The lesson of the debt ceiling debate, no matter what the outcome, is that the United States is hopelessly divided between a liberal Left and a radical Right, a group willing to sacrifice national interests to achieve its ends. The country must either surrender to the Right's demands or accept paralysis. The economic and social consequences of this condition are disastrous.
Is this likely to change? No. The Right has successfully persuaded its core supporters, around 25 percent of the population, that: government is the problem; higher taxes mean lower economic growth; unregulated capitalism is the route to growth; concentration of wealth is no problem; the liberal Left is unpatriotic, has destroyed the country and that compromise with the Left is unproductive and wrong. The leadership of this group, Hannity, Beck, Limbaugh, Bachmann and others, are willing to say anything to create a rigid, simplistic narrative and to stir anger. The followers, loosely called Tea Partiers, are angry because of policies that they largely supported (two endless wars, two tax cuts benefiting largely the rich, unfunded programs and an increasing national debt).
The commitment to no new taxes specifically no increase of taxes for the rich, repeal of the new health care law, cuts in new infrastructure programs, and a rejection of new energy policies assures the continuation of conditions that are core to the anger: reduced middle class wealth and opportunity, increased wealth concentration, national decline. The anger, and its irrational political conclusions, many based upon unchallengeable religious views or ignorance, is thus likely to continue.
This minority is aided by constitutional checks and balances and by congressional rules such as the filibuster or the right of single senators to block appointments or even votes. The Senate itself, premised on the equality of states no matter the number of citizens, permits less than 20 percent of the population to elect 40 percent of senators, enough to prevent most legislation. The Electoral College disenfranchises 80 percent of the electorate, leaving the presidential decision to moderates in swing states, Ohio, Florida, Missouri and a handful of others. Even the Supreme Court is helping: opening the gates to unlimited corporate money in campaigns (see Citizen United v. F.E.C) institutionalizes further dominance by moneyed interests.
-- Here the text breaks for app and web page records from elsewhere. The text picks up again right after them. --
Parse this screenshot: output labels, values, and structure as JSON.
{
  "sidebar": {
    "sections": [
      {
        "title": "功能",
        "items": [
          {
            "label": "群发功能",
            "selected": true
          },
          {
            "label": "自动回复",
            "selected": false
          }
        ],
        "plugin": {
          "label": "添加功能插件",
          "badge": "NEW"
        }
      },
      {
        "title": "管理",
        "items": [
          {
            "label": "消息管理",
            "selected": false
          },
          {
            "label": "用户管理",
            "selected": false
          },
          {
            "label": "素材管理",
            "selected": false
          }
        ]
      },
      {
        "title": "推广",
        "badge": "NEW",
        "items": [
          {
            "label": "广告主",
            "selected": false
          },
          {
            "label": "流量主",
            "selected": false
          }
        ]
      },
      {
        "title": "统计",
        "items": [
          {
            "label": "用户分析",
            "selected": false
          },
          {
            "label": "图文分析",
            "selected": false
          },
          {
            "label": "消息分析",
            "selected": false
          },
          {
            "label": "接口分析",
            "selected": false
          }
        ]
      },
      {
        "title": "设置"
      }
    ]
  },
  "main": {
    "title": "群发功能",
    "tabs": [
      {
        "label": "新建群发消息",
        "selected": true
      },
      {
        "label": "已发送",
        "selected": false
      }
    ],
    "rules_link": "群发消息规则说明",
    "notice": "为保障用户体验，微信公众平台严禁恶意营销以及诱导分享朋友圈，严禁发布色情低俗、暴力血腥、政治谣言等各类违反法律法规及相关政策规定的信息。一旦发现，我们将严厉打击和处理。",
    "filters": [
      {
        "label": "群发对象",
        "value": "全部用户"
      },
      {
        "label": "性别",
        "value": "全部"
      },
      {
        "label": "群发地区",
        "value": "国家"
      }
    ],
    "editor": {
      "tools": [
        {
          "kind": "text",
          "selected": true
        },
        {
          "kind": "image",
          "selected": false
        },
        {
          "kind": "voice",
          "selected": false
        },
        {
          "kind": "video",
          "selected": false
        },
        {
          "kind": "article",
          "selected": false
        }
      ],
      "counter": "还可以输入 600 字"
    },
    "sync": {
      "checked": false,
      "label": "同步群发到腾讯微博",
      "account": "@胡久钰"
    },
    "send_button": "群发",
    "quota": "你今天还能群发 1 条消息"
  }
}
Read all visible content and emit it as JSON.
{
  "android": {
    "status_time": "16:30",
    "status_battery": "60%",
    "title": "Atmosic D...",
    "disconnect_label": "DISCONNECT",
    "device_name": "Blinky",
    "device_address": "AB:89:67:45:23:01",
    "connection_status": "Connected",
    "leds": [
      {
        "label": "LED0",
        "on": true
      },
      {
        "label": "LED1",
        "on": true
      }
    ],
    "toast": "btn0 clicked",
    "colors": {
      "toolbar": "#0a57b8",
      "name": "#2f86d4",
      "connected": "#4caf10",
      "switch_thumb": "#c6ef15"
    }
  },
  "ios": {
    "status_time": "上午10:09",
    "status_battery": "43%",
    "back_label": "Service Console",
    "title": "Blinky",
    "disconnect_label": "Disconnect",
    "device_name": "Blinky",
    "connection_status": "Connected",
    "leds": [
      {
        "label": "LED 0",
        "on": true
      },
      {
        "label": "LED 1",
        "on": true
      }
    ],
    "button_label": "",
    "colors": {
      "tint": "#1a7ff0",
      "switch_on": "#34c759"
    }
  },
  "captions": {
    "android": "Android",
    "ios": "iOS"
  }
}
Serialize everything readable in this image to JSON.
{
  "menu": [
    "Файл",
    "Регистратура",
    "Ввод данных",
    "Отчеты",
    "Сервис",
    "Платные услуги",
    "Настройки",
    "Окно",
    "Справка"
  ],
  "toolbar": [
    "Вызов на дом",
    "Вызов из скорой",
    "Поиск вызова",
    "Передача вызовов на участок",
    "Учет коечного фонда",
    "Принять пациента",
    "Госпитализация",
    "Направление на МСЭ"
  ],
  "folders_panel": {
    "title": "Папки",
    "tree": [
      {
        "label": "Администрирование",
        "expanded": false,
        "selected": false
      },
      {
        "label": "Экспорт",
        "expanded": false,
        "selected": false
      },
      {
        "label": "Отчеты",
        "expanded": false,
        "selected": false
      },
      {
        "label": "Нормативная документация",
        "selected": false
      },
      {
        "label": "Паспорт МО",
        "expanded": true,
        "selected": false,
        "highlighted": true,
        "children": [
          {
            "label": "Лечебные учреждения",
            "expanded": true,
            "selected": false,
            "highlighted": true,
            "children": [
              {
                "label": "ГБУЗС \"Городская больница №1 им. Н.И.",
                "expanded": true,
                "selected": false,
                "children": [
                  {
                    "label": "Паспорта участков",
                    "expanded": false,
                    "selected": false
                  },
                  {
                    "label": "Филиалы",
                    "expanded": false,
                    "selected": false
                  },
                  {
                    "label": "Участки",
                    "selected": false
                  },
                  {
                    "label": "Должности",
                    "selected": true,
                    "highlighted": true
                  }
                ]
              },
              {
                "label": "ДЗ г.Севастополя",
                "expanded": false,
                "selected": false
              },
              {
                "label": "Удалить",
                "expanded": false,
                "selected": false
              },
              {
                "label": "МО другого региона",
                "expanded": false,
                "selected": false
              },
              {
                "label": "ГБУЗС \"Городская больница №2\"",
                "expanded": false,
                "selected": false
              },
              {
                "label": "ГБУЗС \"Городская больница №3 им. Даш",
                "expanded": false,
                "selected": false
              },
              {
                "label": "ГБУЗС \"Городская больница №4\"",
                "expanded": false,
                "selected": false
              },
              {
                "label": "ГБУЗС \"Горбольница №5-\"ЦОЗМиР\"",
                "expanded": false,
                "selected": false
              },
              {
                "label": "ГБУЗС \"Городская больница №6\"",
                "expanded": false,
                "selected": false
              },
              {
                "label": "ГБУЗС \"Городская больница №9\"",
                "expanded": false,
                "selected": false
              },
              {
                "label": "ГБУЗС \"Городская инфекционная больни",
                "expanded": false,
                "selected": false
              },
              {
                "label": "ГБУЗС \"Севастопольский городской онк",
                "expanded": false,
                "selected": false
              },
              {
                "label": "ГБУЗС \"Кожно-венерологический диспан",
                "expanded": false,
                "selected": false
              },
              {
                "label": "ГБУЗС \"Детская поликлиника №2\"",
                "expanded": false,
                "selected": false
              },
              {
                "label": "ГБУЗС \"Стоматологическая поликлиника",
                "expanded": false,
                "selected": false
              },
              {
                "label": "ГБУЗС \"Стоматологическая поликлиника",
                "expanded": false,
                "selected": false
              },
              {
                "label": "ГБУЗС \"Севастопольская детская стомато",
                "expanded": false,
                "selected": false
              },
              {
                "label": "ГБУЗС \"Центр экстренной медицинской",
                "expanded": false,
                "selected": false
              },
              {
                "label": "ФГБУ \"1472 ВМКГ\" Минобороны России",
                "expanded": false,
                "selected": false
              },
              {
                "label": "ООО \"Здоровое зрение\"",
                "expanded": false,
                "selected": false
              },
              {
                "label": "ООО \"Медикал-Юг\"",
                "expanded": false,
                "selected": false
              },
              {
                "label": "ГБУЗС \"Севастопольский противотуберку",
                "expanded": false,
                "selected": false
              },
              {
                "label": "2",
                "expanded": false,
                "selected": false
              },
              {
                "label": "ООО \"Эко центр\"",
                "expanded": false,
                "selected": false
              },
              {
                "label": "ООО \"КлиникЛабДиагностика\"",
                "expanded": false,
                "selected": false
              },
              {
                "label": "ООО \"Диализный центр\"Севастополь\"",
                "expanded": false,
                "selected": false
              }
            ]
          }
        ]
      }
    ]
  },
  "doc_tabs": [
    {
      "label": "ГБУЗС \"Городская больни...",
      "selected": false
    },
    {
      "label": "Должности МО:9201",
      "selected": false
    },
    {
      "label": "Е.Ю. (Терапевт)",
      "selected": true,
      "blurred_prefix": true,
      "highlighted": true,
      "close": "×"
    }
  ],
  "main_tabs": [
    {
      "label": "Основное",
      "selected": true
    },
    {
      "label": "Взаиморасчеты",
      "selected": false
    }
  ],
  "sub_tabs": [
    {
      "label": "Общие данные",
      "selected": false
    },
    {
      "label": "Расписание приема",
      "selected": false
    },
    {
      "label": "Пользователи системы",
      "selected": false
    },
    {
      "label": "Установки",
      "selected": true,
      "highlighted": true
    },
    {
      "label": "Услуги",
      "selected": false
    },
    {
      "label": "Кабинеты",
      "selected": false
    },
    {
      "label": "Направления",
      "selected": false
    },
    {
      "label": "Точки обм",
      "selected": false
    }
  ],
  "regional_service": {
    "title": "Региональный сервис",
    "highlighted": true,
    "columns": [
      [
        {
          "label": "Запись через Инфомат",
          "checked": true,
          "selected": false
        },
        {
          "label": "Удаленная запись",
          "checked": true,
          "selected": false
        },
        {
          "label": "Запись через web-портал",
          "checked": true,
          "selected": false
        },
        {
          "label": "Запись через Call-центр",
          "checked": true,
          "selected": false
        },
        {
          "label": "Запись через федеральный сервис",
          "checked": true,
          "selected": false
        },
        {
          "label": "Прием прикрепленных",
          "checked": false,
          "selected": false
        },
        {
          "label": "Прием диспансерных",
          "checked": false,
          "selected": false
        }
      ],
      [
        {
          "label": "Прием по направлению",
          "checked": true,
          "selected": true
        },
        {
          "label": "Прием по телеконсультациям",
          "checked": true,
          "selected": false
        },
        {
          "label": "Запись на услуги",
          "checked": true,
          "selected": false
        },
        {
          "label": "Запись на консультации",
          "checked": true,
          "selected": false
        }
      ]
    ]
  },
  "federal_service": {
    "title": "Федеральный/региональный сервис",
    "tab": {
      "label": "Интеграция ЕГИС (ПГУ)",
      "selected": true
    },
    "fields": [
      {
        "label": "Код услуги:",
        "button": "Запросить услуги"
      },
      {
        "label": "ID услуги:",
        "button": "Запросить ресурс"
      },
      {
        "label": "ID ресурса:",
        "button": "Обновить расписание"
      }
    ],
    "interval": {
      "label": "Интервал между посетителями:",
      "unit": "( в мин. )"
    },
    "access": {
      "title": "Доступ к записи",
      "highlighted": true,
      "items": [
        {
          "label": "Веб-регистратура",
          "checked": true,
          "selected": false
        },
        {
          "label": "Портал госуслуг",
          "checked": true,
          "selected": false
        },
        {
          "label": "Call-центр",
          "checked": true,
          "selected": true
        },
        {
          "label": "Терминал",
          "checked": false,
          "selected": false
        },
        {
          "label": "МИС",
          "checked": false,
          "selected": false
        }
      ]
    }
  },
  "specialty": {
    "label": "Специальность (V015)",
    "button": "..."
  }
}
The international community looks on Tea Party positions with contempt, despair and schadenfreude-induced amusement -- try explaining the rejection of a national healthcare program to any non-American. If that community did not realize the power of the radical Right before this artificial debt-ceiling crisis, they sure do now. The United States has displayed itself as a helpless giant. Downgrades of all types, reflecting further American economic and social declines, will follow.